The impetus behind the project is the exponential growth in the amount of electronic information generated by individuals and organisations which easily exceeds the storage capacity of ordinary computer hard drives and servers. As a result, most of us now entrust our data to third party providers who have access to data centres around the world.
But for practices and hospitals, sensitive patient data cannot be uploaded to a cloud in the same routine way one might with a song or picture. The new data protection rules (the GDPR) say that whenever a data controller uses a processor it needs to have a written contract in place and must only appoint processors who can provide ‘sufficient guarantees’ that the requirements of the GDPR will be met and the rights of data subjects protected. The Information Commissioner’s Office has further guidance on its website.
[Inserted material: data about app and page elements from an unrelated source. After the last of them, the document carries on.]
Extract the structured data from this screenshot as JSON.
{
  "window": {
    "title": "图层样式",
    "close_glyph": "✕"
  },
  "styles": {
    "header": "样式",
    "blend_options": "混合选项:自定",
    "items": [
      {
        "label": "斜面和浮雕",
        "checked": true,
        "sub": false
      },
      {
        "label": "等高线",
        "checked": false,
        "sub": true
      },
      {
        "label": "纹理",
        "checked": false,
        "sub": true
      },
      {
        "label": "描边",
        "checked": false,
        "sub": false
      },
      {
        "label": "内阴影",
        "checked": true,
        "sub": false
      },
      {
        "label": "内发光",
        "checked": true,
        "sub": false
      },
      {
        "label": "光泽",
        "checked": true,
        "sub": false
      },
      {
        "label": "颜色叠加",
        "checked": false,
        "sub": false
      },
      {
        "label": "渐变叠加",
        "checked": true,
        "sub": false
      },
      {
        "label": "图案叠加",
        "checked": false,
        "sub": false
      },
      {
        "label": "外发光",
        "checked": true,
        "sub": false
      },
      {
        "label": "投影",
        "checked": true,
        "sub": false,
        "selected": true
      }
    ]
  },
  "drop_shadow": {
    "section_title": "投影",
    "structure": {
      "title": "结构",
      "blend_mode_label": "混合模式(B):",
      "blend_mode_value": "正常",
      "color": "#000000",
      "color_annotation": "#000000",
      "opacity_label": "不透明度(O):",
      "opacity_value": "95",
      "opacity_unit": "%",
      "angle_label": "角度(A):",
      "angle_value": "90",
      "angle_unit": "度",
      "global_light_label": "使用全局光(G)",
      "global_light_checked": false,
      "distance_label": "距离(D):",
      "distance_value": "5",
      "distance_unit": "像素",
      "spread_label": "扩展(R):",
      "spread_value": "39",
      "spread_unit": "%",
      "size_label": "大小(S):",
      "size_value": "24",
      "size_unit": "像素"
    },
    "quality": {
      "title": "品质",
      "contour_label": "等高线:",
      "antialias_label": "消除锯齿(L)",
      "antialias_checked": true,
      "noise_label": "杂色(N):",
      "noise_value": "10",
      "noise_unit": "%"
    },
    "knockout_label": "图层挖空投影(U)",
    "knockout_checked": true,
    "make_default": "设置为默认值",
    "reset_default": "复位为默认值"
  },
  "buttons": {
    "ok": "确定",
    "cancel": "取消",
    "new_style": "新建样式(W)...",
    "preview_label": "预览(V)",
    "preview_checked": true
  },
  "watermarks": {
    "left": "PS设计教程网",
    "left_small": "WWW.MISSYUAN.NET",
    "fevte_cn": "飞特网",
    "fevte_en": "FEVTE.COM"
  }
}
Unsurprisingly the ICO does not address the question of underwater data processing but Microsoft plans to test its seabed data centre over the next five years, so it will be some time before we know whether the future of data storage lies beneath the waves. In the meantime, Healthcode customers will be reassured that our data processing operations take place on dry land and are fully compliant with the GDPR.
Here are some of the measures we have in place to protect your data and that of your patients:
- Private dedicated infrastructure - we use a secure data centre which is physically located in the UK and a separate secure disaster recovery facility.
- Daily data back-up.
- Encryption - electronic bills and clinical records submitted through our online system are securely encrypted in accordance with internet banking conventions using 256 bit certificates.
- Information security management – our internal policies, procedures and controls comply with ISO/IEC 27001:2013, the international standard.
- Resilience testing – we regularly review our security, including penetration tests to identify potential weaknesses and ensure systems remain fit for purpose as technology advances.
- Independent audit – clients can review our information security arrangements.
- Data protection by design – security is a primary consideration when developing services such as our secure encrypted messaging service.